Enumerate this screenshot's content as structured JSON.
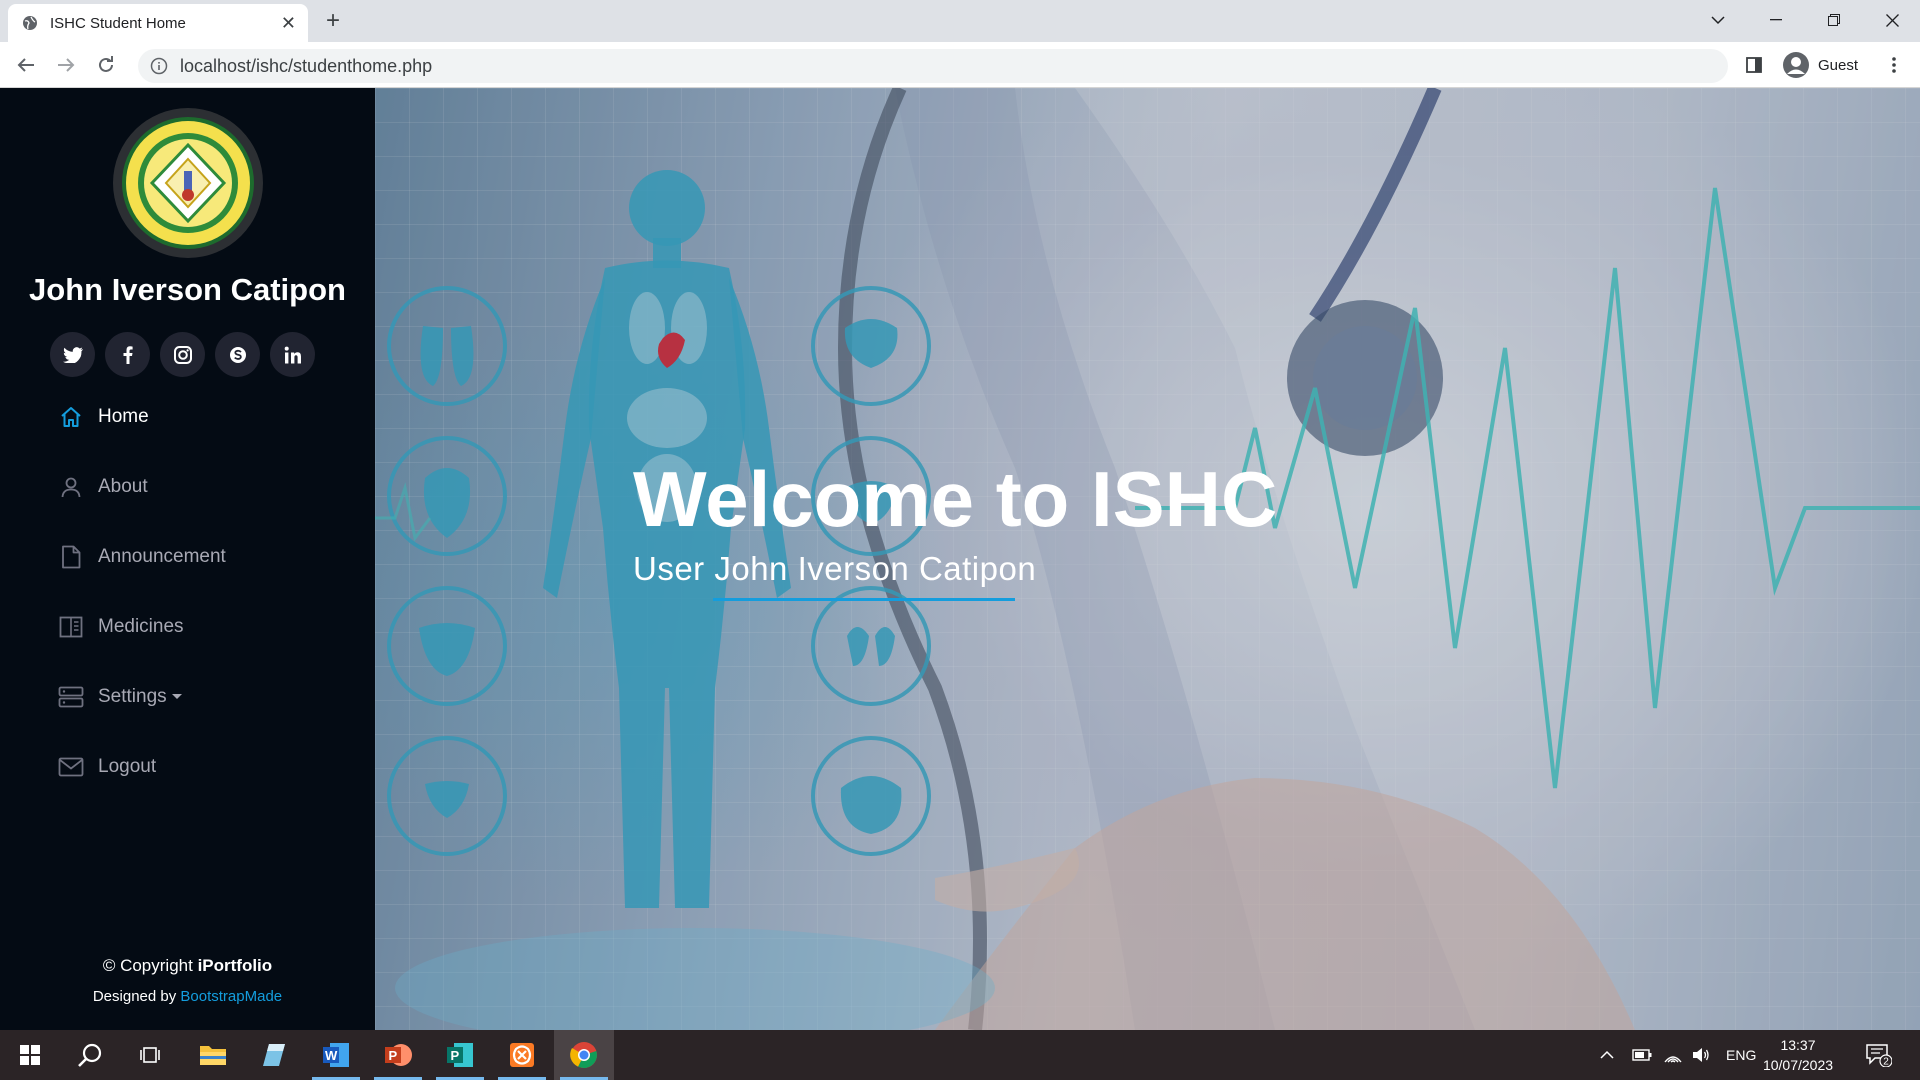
{
  "browser": {
    "tab_title": "ISHC Student Home",
    "url": "localhost/ishc/studenthome.php",
    "profile_label": "Guest"
  },
  "sidebar": {
    "profile_name": "John Iverson Catipon",
    "socials": [
      "twitter-icon",
      "facebook-icon",
      "instagram-icon",
      "skype-icon",
      "linkedin-icon"
    ],
    "nav": [
      {
        "label": "Home",
        "icon": "home-icon",
        "active": true
      },
      {
        "label": "About",
        "icon": "person-icon"
      },
      {
        "label": "Announcement",
        "icon": "file-icon"
      },
      {
        "label": "Medicines",
        "icon": "book-icon"
      },
      {
        "label": "Settings",
        "icon": "server-icon",
        "dropdown": true
      },
      {
        "label": "Logout",
        "icon": "envelope-icon"
      }
    ],
    "footer": {
      "copyright_prefix": "© Copyright ",
      "brand": "iPortfolio",
      "designed_prefix": "Designed by ",
      "designer": "BootstrapMade"
    }
  },
  "hero": {
    "title": "Welcome to ISHC",
    "subtitle": "User John Iverson Catipon"
  },
  "taskbar": {
    "time": "13:37",
    "date": "10/07/2023",
    "language": "ENG",
    "notification_count": "2"
  },
  "colors": {
    "sidebar_bg": "#040b14",
    "accent": "#149ddd",
    "nav_text": "#a8a9b4"
  }
}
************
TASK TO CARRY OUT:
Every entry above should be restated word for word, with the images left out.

ANSWER TO THIS EXERCISE:
Enumerate this screenshot's content as structured JSON.
{
  "browser": {
    "tab_title": "ISHC Student Home",
    "url": "localhost/ishc/studenthome.php",
    "profile_label": "Guest"
  },
  "sidebar": {
    "profile_name": "John Iverson Catipon",
    "socials": [
      "twitter-icon",
      "facebook-icon",
      "instagram-icon",
      "skype-icon",
      "linkedin-icon"
    ],
    "nav": [
      {
        "label": "Home",
        "icon": "home-icon",
        "active": true
      },
      {
        "label": "About",
        "icon": "person-icon"
      },
      {
        "label": "Announcement",
        "icon": "file-icon"
      },
      {
        "label": "Medicines",
        "icon": "book-icon"
      },
      {
        "label": "Settings",
        "icon": "server-icon",
        "dropdown": true
      },
      {
        "label": "Logout",
        "icon": "envelope-icon"
      }
    ],
    "footer": {
      "copyright_prefix": "© Copyright ",
      "brand": "iPortfolio",
      "designed_prefix": "Designed by ",
      "designer": "BootstrapMade"
    }
  },
  "hero": {
    "title": "Welcome to ISHC",
    "subtitle": "User John Iverson Catipon"
  },
  "taskbar": {
    "time": "13:37",
    "date": "10/07/2023",
    "language": "ENG",
    "notification_count": "2"
  },
  "colors": {
    "sidebar_bg": "#040b14",
    "accent": "#149ddd",
    "nav_text": "#a8a9b4"
  }
}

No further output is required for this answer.